[Requirement]
Return every line of the records that includes the string "ENVOI".

[Collected data]
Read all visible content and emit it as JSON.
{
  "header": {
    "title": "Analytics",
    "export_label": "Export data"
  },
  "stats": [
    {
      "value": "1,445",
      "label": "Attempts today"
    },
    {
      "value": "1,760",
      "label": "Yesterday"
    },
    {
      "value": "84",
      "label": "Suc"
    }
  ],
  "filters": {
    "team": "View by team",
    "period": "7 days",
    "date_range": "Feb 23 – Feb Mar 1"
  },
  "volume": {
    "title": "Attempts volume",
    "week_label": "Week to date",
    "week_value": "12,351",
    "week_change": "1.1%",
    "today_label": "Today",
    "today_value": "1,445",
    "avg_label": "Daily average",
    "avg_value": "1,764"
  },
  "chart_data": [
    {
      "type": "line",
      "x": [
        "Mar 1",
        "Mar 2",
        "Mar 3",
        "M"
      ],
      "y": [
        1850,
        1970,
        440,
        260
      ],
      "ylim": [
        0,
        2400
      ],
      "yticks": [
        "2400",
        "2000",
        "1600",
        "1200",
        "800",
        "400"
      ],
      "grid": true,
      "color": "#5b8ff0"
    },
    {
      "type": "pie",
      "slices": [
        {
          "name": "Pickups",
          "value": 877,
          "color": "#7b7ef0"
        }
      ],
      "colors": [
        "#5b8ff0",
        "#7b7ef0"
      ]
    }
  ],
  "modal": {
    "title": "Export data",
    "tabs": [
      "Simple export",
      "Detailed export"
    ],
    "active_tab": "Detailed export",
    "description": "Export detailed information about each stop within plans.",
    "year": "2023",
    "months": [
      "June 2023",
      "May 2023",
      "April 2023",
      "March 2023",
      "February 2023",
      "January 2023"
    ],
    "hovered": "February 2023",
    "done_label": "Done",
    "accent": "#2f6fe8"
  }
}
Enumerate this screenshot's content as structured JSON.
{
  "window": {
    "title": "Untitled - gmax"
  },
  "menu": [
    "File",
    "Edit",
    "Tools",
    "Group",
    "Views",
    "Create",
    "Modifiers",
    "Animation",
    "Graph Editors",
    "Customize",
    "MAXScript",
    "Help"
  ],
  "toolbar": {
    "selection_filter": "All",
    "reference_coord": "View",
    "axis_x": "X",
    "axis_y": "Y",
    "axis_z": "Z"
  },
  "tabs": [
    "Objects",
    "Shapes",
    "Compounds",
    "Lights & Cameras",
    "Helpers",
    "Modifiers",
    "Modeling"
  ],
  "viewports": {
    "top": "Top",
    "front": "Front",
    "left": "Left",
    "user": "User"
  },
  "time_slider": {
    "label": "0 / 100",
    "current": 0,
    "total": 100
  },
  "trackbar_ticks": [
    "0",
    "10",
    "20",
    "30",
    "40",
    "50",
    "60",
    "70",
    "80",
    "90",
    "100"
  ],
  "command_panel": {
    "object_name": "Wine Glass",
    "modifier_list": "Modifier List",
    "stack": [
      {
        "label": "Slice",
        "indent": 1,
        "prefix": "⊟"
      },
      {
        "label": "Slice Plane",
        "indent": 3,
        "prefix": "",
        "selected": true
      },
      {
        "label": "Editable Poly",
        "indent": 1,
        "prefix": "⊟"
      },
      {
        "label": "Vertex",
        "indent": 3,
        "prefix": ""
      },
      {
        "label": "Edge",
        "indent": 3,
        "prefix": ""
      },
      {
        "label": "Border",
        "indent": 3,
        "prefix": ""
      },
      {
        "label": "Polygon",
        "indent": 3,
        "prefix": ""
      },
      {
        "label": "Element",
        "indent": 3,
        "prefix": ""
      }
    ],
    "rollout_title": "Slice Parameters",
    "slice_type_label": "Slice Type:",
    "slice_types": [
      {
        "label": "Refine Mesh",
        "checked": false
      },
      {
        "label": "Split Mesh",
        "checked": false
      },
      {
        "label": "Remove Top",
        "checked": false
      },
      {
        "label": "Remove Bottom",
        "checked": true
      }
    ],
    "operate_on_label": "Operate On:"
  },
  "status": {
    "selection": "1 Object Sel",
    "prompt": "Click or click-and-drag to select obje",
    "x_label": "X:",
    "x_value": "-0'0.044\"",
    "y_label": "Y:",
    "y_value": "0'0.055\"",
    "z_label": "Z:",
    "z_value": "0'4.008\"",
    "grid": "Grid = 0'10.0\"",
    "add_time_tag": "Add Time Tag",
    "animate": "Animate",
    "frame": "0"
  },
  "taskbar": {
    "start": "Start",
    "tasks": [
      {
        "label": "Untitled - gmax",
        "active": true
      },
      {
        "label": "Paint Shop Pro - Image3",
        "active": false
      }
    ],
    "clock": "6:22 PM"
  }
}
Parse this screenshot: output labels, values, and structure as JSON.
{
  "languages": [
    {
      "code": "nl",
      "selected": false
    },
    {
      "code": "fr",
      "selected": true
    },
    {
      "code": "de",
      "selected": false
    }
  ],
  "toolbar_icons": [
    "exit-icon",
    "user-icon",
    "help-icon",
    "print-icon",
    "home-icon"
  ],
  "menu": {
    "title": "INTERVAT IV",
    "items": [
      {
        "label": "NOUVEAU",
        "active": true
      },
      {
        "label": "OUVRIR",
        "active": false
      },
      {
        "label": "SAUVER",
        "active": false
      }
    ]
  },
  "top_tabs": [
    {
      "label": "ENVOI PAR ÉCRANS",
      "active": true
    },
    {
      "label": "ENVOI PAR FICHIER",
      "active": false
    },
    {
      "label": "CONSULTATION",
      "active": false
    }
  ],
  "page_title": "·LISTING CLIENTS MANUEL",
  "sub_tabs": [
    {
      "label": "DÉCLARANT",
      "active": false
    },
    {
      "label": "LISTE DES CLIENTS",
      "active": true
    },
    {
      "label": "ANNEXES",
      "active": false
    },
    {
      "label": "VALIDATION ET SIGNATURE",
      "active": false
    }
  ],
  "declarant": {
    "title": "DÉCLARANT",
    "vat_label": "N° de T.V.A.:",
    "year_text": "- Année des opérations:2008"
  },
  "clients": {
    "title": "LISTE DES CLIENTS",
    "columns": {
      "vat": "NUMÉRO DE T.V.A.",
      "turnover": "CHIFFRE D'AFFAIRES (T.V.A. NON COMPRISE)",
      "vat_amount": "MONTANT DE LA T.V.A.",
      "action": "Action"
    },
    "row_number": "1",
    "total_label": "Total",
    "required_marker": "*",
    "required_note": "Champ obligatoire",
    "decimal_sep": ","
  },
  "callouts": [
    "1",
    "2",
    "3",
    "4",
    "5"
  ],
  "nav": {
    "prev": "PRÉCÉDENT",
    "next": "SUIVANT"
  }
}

[Exercise result]
      "label": "ENVOI PAR ÉCRANS",
      "label": "ENVOI PAR FICHIER",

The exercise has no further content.